The mass-production of cheap steel only became possible after the introduction of the Bessemer process in 1855, named after its brilliant inventor, the British metallurgist Sir Henry Bessemer (1813-1898). He realised that molten iron could be combined with oxygen. By blasting air through the molten iron ore, the carbon content was reduced. At first, the carbon content was reduced too much, and further experimentation led to the addition of spiegeleisen — a compound of iron, manganese and carbon — to the Bessemer Process. The manganese helped remove the excess oxygen in the form of manganese oxide, and the carbon that was left behind was at the appropriate level to produce steel. Along with plastic injection moulding, the Bessemer Process was one of the most important manufacturing developments of the modern era.
One shortcoming of the initial Bessemer process, however, was that it did not remove phosphorus from the pig iron. Phosphorus makes steel excessively brittle. Initially, therefore, the Bessemer process could only be used on pig iron made from phosphorus-free ores. Such ores are relatively scarce and expensive, as they are found in only a few places (e.g. Wales and Sweden, where Bessemer got his iron ore, and upper Michigan). In 1876, the Welshman Sidney Gilchrist Thomas discovered that adding a chemically basic material such as limestone to the converter draws the phosphorus from the pig iron into the slag, which floats to the top of the converter where it can be skimmed off, resulting in phosphorus-free steel (This is called the basic Bessemer process, or the Thomas basic process.) This crucial discovery meant that vast stores of iron ore from many regions of the world could be used to make pig iron for Bessemer converters, which in turn led to skyrocketing production of cheap steel in Europe and in the U.S.

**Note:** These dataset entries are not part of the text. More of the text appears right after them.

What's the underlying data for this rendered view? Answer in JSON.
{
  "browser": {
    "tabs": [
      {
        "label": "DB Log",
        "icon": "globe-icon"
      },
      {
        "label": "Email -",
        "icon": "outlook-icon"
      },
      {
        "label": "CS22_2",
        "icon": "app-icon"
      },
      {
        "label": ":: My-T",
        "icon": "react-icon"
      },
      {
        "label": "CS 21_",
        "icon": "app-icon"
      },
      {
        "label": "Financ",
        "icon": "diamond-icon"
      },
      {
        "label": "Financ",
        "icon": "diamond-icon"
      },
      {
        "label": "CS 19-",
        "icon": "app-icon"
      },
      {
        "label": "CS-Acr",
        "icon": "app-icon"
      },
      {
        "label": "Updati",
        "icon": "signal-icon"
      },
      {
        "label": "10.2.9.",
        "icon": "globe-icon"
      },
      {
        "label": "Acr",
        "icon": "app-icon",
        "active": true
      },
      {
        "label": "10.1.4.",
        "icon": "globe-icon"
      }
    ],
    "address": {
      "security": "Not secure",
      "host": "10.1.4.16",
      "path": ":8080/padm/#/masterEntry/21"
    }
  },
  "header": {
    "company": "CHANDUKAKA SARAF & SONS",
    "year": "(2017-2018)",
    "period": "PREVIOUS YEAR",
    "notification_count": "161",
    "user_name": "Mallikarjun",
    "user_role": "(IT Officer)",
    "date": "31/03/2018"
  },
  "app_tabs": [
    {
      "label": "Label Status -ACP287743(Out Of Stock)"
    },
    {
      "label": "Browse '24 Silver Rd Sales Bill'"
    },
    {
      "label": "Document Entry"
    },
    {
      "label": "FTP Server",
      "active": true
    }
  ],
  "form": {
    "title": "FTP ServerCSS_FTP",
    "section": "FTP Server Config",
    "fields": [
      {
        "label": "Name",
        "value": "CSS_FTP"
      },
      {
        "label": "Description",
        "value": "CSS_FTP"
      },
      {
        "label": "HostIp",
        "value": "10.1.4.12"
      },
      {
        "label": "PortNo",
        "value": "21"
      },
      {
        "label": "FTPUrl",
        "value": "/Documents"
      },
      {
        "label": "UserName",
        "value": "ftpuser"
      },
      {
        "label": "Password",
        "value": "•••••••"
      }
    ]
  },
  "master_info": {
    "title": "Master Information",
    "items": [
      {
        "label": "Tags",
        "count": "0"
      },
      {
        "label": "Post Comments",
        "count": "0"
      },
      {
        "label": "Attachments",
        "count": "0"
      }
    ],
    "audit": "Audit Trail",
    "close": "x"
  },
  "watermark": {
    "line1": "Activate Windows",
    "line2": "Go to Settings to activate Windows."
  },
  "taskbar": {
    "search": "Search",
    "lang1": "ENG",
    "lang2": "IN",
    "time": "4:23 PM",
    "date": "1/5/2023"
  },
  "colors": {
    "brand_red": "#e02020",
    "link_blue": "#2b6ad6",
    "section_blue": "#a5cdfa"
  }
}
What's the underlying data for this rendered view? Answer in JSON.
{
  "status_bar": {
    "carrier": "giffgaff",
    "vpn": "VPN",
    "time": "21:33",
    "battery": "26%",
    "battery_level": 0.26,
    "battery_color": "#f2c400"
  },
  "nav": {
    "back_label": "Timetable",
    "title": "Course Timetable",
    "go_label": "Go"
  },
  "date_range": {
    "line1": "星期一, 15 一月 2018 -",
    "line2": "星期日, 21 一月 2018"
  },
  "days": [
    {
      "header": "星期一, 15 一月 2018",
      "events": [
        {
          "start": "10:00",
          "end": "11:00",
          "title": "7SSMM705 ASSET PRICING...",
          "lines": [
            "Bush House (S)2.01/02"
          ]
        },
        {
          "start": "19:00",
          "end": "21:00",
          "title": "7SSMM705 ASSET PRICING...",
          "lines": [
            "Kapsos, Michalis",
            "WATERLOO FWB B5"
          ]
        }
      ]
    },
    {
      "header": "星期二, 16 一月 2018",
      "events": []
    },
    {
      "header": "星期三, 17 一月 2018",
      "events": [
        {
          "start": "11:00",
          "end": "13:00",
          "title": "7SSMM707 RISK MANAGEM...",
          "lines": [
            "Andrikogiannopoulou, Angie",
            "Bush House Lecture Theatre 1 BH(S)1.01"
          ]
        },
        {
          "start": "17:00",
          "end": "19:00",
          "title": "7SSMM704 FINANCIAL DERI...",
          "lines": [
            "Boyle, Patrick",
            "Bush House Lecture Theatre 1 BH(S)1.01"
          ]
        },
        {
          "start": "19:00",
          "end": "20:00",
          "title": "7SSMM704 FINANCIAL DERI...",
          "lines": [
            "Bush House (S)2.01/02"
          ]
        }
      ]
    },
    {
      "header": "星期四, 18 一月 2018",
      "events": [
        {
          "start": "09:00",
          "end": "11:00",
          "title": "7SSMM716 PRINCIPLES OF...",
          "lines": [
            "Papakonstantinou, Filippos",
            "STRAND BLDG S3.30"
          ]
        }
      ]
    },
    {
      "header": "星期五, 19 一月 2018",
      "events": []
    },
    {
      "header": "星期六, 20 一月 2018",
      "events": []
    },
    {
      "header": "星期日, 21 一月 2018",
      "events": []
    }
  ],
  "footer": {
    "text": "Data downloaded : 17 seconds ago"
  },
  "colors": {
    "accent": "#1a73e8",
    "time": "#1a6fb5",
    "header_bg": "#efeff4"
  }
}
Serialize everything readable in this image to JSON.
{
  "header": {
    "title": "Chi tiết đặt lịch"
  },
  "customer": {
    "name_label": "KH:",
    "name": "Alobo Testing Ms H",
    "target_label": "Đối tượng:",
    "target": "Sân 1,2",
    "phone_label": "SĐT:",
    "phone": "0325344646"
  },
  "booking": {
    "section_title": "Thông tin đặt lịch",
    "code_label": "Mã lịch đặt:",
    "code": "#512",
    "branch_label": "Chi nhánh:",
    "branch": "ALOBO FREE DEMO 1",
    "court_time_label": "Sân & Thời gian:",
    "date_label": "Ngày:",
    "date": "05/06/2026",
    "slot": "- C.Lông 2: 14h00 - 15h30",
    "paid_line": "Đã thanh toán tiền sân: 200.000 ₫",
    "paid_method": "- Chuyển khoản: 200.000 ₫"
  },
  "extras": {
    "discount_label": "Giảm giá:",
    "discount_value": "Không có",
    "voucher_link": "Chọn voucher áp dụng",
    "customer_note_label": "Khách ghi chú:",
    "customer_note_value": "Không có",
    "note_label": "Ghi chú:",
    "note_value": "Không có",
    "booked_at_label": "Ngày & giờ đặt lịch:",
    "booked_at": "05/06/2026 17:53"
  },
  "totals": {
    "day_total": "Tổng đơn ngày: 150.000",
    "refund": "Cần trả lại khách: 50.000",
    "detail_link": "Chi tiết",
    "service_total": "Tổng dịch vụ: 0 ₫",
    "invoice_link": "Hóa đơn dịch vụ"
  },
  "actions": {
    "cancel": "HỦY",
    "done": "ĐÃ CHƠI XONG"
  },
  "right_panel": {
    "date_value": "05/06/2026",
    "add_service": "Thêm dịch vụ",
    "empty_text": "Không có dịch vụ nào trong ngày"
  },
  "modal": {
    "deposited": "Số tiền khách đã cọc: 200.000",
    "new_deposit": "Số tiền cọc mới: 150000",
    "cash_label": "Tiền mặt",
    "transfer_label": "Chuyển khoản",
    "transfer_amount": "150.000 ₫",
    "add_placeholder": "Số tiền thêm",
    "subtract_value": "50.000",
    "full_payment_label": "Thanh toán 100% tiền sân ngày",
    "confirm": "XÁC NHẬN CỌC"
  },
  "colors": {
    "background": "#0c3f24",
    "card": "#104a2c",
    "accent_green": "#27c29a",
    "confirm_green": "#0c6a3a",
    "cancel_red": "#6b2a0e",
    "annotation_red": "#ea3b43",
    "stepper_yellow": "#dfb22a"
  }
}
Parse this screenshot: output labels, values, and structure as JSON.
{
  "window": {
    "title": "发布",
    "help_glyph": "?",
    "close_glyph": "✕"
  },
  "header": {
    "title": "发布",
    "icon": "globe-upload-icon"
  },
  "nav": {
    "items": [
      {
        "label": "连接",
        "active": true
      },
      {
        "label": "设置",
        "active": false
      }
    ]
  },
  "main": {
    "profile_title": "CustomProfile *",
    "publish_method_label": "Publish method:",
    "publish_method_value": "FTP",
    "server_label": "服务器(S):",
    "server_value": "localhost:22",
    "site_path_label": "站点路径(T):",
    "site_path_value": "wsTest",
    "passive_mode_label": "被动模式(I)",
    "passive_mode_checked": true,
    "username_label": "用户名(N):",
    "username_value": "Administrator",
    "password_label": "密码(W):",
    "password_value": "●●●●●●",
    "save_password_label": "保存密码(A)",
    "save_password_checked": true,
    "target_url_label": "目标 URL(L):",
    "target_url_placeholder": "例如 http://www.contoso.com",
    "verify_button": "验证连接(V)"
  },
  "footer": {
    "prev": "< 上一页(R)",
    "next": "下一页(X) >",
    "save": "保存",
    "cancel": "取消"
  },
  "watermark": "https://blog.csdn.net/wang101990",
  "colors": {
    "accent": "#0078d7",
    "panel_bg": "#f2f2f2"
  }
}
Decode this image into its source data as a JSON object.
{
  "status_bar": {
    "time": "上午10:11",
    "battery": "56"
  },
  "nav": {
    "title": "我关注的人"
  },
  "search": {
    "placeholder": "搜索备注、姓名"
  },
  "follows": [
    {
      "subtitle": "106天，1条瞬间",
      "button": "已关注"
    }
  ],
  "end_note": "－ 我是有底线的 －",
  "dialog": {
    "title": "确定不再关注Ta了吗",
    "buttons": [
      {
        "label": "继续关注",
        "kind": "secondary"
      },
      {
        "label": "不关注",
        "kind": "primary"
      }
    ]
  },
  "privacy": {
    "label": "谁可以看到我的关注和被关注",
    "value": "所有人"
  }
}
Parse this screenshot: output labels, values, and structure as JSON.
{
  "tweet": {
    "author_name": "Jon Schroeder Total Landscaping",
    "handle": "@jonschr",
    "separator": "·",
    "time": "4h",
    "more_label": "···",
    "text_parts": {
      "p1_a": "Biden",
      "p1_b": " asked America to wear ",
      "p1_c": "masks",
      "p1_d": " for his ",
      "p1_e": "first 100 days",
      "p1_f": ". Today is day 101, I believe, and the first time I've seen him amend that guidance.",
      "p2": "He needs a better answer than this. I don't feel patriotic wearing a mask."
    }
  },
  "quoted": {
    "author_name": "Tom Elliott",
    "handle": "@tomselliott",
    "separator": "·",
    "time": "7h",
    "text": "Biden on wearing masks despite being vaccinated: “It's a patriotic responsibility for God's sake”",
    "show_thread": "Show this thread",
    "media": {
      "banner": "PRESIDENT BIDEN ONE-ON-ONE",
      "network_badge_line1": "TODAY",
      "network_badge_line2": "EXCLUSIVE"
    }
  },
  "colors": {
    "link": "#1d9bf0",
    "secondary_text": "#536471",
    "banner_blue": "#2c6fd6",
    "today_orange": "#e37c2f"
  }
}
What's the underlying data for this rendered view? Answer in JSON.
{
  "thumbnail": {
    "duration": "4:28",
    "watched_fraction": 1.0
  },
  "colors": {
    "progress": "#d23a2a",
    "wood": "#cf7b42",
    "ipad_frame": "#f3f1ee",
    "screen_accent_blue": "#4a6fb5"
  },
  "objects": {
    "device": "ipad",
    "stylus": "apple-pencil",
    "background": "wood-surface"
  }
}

In the 1860s, a rival appeared on the scene: the open-hearth process, developed primarily by the German engineer Karl Wilhelm Siemens. This process converts iron into steel in a broad, shallow, open-hearth furnace (also called a Siemens gas furnace since it was fueled first by coal gas, later by natural gas) by adding wrought iron or iron oxide to molten pig iron until the carbon content is reduced by dilution and oxidation. Using exhaust gases to preheat air and gas prior to combustion, the Siemens furnace could achieve very high temperatures. Unlike the Bessemer converter, which makes steel in one volcanic rush, the open-hearth process takes hours and allows for periodic laboratory testing of the molten steel so that steel can be made to the precise specifications of the customer as to chemical composition and mechanical properties. The open hearth process also allows for the production of larger batches of steel than the Bessemer process and the recycling of scrap metal. Because of these advantages, by 1900 the open hearth process had largely replaced the Bessemer process The Bessemer Process and other steelmaking processes that had developed alongside it became obsolete in 1950 with the introduction of basic oxygen